Exercise directions: This task calls for the complete listing below, reproduced exactly.

Task input:

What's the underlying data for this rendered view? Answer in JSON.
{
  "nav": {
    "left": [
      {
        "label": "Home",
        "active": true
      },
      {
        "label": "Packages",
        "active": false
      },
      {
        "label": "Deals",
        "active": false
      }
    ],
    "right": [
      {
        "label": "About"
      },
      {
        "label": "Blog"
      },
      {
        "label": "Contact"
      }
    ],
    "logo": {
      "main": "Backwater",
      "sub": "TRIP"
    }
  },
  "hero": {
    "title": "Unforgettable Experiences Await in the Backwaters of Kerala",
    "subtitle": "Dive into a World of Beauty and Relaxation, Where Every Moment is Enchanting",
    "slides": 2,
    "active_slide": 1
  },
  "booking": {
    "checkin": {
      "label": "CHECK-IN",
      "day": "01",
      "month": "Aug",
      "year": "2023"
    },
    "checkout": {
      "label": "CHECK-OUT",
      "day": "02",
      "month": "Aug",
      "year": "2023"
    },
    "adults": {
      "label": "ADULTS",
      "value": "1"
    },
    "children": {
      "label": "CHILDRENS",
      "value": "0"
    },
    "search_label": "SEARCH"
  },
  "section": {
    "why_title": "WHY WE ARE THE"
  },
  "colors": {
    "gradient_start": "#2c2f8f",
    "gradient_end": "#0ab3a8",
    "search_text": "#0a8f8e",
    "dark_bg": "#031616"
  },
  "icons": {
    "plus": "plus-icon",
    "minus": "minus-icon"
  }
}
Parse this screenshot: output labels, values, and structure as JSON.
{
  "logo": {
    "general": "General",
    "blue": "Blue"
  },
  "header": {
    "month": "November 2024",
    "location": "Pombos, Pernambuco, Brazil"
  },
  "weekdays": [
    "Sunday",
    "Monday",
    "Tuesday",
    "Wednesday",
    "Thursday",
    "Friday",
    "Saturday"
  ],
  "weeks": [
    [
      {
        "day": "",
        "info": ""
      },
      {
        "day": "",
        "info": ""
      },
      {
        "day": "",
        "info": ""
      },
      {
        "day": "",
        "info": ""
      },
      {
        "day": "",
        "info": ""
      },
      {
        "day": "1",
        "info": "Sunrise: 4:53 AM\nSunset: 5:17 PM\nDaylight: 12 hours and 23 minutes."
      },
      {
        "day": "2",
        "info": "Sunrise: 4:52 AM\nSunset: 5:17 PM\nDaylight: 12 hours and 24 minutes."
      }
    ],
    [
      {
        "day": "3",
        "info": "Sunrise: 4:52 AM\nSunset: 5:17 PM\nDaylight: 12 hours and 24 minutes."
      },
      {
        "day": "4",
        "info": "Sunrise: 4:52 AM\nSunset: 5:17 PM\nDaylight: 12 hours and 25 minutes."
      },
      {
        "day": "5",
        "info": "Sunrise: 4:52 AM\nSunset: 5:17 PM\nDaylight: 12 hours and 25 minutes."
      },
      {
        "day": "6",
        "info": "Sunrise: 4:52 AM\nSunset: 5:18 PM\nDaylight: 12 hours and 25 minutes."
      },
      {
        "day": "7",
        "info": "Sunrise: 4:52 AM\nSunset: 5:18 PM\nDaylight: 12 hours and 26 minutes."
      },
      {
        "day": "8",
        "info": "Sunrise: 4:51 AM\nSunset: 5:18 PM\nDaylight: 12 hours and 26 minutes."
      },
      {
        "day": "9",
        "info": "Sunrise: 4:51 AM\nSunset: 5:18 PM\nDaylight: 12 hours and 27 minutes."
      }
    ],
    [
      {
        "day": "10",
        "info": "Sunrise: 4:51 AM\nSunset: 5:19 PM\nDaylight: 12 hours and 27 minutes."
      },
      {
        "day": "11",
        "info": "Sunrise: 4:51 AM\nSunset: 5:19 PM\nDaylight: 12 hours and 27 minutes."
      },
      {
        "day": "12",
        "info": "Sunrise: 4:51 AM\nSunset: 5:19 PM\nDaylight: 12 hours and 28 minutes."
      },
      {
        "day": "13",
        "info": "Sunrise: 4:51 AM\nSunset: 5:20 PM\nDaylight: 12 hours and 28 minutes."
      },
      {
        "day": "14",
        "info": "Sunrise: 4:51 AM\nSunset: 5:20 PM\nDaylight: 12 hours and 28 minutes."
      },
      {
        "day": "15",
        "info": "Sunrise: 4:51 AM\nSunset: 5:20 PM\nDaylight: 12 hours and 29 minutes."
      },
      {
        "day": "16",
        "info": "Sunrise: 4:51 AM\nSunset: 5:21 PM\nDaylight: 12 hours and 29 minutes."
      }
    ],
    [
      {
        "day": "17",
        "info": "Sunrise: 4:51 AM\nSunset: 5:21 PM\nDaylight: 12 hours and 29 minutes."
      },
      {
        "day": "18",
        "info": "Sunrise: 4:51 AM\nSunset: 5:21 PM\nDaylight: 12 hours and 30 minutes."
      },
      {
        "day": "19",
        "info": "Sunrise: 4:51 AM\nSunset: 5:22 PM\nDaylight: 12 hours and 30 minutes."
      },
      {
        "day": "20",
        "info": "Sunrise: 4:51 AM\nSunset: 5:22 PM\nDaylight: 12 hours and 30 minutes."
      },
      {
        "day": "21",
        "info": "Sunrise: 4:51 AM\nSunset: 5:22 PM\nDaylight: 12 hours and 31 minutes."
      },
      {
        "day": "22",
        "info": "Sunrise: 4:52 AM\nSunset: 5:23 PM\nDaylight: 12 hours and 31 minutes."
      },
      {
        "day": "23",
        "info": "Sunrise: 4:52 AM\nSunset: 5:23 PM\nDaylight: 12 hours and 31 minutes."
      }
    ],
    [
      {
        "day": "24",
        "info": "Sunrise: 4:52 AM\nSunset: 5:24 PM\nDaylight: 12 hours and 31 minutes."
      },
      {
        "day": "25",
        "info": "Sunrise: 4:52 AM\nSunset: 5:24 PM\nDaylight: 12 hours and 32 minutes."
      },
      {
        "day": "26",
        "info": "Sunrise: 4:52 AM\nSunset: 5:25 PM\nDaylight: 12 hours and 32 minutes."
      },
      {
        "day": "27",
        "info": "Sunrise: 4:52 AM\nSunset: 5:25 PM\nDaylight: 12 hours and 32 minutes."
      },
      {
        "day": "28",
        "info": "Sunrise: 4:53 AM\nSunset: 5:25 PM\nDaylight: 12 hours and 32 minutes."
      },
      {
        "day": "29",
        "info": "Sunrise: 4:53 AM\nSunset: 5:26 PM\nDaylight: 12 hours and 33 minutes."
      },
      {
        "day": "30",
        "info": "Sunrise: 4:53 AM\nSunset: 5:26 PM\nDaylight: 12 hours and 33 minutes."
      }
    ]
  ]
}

Result:
What's the underlying data for this rendered view? Answer in JSON.
{
  "nav": {
    "left": [
      {
        "label": "Home",
        "active": true
      },
      {
        "label": "Packages",
        "active": false
      },
      {
        "label": "Deals",
        "active": false
      }
    ],
    "right": [
      {
        "label": "About"
      },
      {
        "label": "Blog"
      },
      {
        "label": "Contact"
      }
    ],
    "logo": {
      "main": "Backwater",
      "sub": "TRIP"
    }
  },
  "hero": {
    "title": "Unforgettable Experiences Await in the Backwaters of Kerala",
    "subtitle": "Dive into a World of Beauty and Relaxation, Where Every Moment is Enchanting",
    "slides": 2,
    "active_slide": 1
  },
  "booking": {
    "checkin": {
      "label": "CHECK-IN",
      "day": "01",
      "month": "Aug",
      "year": "2023"
    },
    "checkout": {
      "label": "CHECK-OUT",
      "day": "02",
      "month": "Aug",
      "year": "2023"
    },
    "adults": {
      "label": "ADULTS",
      "value": "1"
    },
    "children": {
      "label": "CHILDRENS",
      "value": "0"
    },
    "search_label": "SEARCH"
  },
  "section": {
    "why_title": "WHY WE ARE THE"
  },
  "colors": {
    "gradient_start": "#2c2f8f",
    "gradient_end": "#0ab3a8",
    "search_text": "#0a8f8e",
    "dark_bg": "#031616"
  },
  "icons": {
    "plus": "plus-icon",
    "minus": "minus-icon"
  }
}
Parse this screenshot: output labels, values, and structure as JSON.
{
  "logo": {
    "general": "General",
    "blue": "Blue"
  },
  "header": {
    "month": "November 2024",
    "location": "Pombos, Pernambuco, Brazil"
  },
  "weekdays": [
    "Sunday",
    "Monday",
    "Tuesday",
    "Wednesday",
    "Thursday",
    "Friday",
    "Saturday"
  ],
  "weeks": [
    [
      {
        "day": "",
        "info": ""
      },
      {
        "day": "",
        "info": ""
      },
      {
        "day": "",
        "info": ""
      },
      {
        "day": "",
        "info": ""
      },
      {
        "day": "",
        "info": ""
      },
      {
        "day": "1",
        "info": "Sunrise: 4:53 AM\nSunset: 5:17 PM\nDaylight: 12 hours and 23 minutes."
      },
      {
        "day": "2",
        "info": "Sunrise: 4:52 AM\nSunset: 5:17 PM\nDaylight: 12 hours and 24 minutes."
      }
    ],
    [
      {
        "day": "3",
        "info": "Sunrise: 4:52 AM\nSunset: 5:17 PM\nDaylight: 12 hours and 24 minutes."
      },
      {
        "day": "4",
        "info": "Sunrise: 4:52 AM\nSunset: 5:17 PM\nDaylight: 12 hours and 25 minutes."
      },
      {
        "day": "5",
        "info": "Sunrise: 4:52 AM\nSunset: 5:17 PM\nDaylight: 12 hours and 25 minutes."
      },
      {
        "day": "6",
        "info": "Sunrise: 4:52 AM\nSunset: 5:18 PM\nDaylight: 12 hours and 25 minutes."
      },
      {
        "day": "7",
        "info": "Sunrise: 4:52 AM\nSunset: 5:18 PM\nDaylight: 12 hours and 26 minutes."
      },
      {
        "day": "8",
        "info": "Sunrise: 4:51 AM\nSunset: 5:18 PM\nDaylight: 12 hours and 26 minutes."
      },
      {
        "day": "9",
        "info": "Sunrise: 4:51 AM\nSunset: 5:18 PM\nDaylight: 12 hours and 27 minutes."
      }
    ],
    [
      {
        "day": "10",
        "info": "Sunrise: 4:51 AM\nSunset: 5:19 PM\nDaylight: 12 hours and 27 minutes."
      },
      {
        "day": "11",
        "info": "Sunrise: 4:51 AM\nSunset: 5:19 PM\nDaylight: 12 hours and 27 minutes."
      },
      {
        "day": "12",
        "info": "Sunrise: 4:51 AM\nSunset: 5:19 PM\nDaylight: 12 hours and 28 minutes."
      },
      {
        "day": "13",
        "info": "Sunrise: 4:51 AM\nSunset: 5:20 PM\nDaylight: 12 hours and 28 minutes."
      },
      {
        "day": "14",
        "info": "Sunrise: 4:51 AM\nSunset: 5:20 PM\nDaylight: 12 hours and 28 minutes."
      },
      {
        "day": "15",
        "info": "Sunrise: 4:51 AM\nSunset: 5:20 PM\nDaylight: 12 hours and 29 minutes."
      },
      {
        "day": "16",
        "info": "Sunrise: 4:51 AM\nSunset: 5:21 PM\nDaylight: 12 hours and 29 minutes."
      }
    ],
    [
      {
        "day": "17",
        "info": "Sunrise: 4:51 AM\nSunset: 5:21 PM\nDaylight: 12 hours and 29 minutes."
      },
      {
        "day": "18",
        "info": "Sunrise: 4:51 AM\nSunset: 5:21 PM\nDaylight: 12 hours and 30 minutes."
      },
      {
        "day": "19",
        "info": "Sunrise: 4:51 AM\nSunset: 5:22 PM\nDaylight: 12 hours and 30 minutes."
      },
      {
        "day": "20",
        "info": "Sunrise: 4:51 AM\nSunset: 5:22 PM\nDaylight: 12 hours and 30 minutes."
      },
      {
        "day": "21",
        "info": "Sunrise: 4:51 AM\nSunset: 5:22 PM\nDaylight: 12 hours and 31 minutes."
      },
      {
        "day": "22",
        "info": "Sunrise: 4:52 AM\nSunset: 5:23 PM\nDaylight: 12 hours and 31 minutes."
      },
      {
        "day": "23",
        "info": "Sunrise: 4:52 AM\nSunset: 5:23 PM\nDaylight: 12 hours and 31 minutes."
      }
    ],
    [
      {
        "day": "24",
        "info": "Sunrise: 4:52 AM\nSunset: 5:24 PM\nDaylight: 12 hours and 31 minutes."
      },
      {
        "day": "25",
        "info": "Sunrise: 4:52 AM\nSunset: 5:24 PM\nDaylight: 12 hours and 32 minutes."
      },
      {
        "day": "26",
        "info": "Sunrise: 4:52 AM\nSunset: 5:25 PM\nDaylight: 12 hours and 32 minutes."
      },
      {
        "day": "27",
        "info": "Sunrise: 4:52 AM\nSunset: 5:25 PM\nDaylight: 12 hours and 32 minutes."
      },
      {
        "day": "28",
        "info": "Sunrise: 4:53 AM\nSunset: 5:25 PM\nDaylight: 12 hours and 32 minutes."
      },
      {
        "day": "29",
        "info": "Sunrise: 4:53 AM\nSunset: 5:26 PM\nDaylight: 12 hours and 33 minutes."
      },
      {
        "day": "30",
        "info": "Sunrise: 4:53 AM\nSunset: 5:26 PM\nDaylight: 12 hours and 33 minutes."
      }
    ]
  ]
}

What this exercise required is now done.